> **Exercise**: Copy every line from the records that holds the word "quote".

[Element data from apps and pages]
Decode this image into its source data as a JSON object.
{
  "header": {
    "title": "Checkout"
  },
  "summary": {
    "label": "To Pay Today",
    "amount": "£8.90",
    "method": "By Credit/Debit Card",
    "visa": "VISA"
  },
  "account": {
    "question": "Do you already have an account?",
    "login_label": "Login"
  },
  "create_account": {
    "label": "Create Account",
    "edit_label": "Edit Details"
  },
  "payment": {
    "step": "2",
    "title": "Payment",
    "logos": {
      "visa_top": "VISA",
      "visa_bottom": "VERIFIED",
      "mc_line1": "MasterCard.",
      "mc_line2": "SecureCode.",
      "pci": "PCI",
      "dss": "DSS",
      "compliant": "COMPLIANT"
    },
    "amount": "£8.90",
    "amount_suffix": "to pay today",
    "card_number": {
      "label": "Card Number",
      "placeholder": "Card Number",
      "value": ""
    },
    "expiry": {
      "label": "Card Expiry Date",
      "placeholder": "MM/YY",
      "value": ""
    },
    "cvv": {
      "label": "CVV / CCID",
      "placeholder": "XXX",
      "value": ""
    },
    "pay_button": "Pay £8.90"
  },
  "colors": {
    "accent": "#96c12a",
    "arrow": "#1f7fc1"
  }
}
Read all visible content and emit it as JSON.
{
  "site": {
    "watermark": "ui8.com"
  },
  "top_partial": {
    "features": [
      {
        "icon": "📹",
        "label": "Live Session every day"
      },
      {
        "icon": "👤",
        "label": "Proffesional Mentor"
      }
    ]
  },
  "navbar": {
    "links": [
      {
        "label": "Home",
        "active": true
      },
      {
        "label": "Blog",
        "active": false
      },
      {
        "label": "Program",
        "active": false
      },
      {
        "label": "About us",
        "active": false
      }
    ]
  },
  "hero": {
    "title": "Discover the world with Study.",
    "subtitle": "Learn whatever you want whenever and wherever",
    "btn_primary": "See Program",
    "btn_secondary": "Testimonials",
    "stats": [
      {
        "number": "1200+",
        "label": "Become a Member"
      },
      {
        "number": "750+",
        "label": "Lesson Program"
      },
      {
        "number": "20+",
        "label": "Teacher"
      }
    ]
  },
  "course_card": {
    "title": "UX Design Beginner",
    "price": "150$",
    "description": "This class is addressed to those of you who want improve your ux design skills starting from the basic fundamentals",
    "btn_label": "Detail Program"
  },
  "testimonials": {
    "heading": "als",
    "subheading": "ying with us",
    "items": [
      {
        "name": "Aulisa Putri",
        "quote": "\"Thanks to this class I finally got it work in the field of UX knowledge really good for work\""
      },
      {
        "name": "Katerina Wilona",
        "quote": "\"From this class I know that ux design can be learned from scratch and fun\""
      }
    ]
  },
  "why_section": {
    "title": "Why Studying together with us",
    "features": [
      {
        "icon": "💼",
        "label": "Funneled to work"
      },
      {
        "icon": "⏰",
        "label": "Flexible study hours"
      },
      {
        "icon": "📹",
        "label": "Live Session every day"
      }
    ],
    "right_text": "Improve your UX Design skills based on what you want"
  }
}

> **Answer space**:
        "quote": "\"Thanks to this class I finally got it work in the field of UX knowledge really good for work\""
        "quote": "\"From this class I know that ux design can be learned from scratch and fun\""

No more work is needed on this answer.